> _Aim of the task_
When the word "name" appears in a line of the data below, list that line.

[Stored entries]
◆ ◆ ◆

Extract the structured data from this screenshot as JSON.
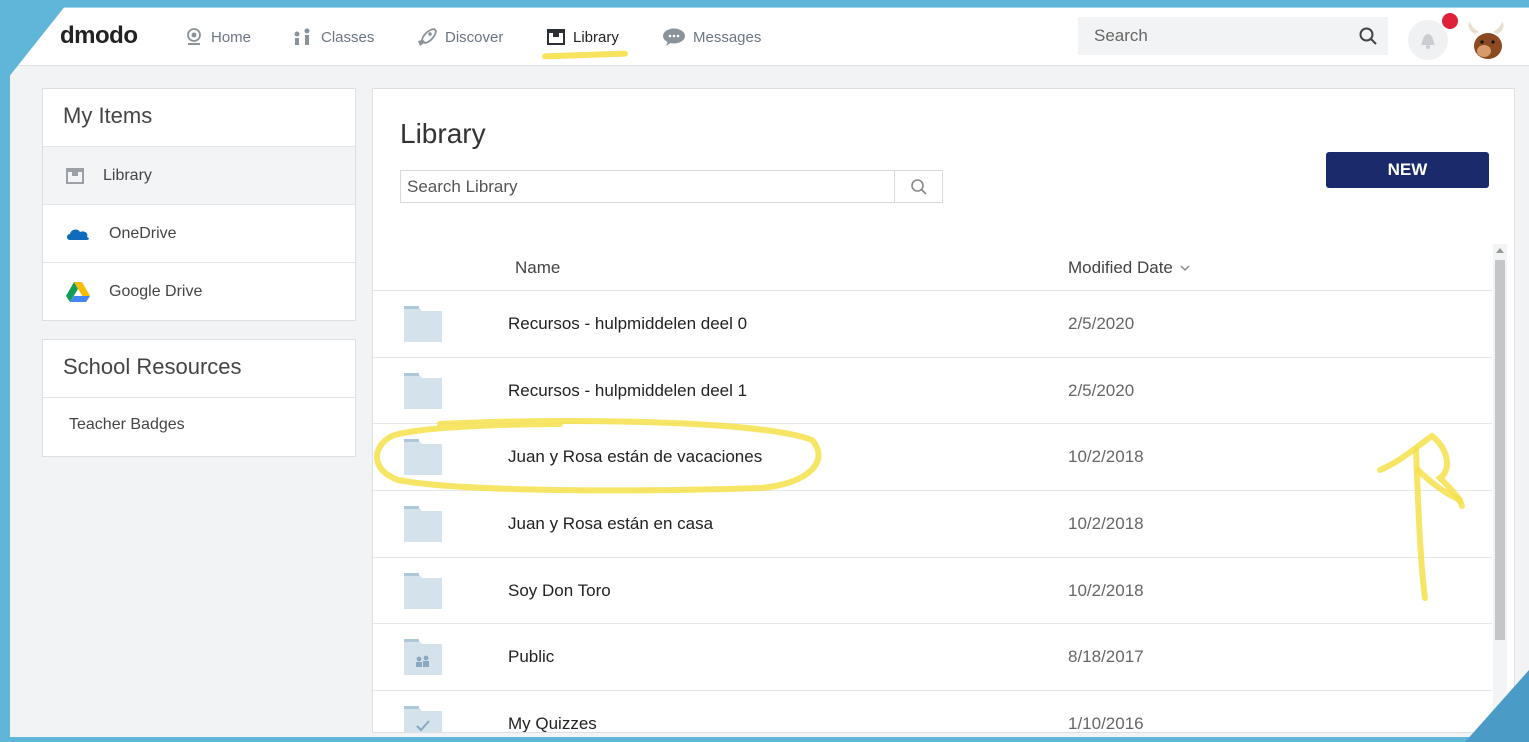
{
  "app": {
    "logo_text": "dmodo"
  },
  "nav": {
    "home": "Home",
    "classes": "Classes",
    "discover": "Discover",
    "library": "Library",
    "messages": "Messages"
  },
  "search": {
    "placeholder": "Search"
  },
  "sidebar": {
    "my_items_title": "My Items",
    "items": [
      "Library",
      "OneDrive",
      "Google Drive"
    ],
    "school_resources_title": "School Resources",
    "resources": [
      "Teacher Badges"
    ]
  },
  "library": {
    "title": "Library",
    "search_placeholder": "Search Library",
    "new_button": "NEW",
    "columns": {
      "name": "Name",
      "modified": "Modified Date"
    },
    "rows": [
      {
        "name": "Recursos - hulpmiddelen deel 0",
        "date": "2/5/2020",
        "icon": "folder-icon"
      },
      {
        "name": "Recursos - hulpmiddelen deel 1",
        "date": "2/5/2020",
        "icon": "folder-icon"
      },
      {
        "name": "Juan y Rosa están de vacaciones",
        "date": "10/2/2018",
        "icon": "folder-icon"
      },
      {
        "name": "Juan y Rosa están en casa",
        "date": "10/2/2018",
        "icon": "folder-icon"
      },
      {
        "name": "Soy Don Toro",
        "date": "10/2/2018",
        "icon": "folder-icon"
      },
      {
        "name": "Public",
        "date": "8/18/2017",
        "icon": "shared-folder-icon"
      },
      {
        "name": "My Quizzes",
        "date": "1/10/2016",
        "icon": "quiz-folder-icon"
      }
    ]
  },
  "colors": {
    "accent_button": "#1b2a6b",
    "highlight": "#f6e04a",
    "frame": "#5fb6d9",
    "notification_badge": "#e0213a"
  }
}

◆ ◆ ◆

> _The completed task_
      "name": "Name",
        "name": "Recursos - hulpmiddelen deel 0",
        "name": "Recursos - hulpmiddelen deel 1",
        "name": "Juan y Rosa están de vacaciones",
        "name": "Juan y Rosa están en casa",
        "name": "Soy Don Toro",
        "name": "Public",
        "name": "My Quizzes",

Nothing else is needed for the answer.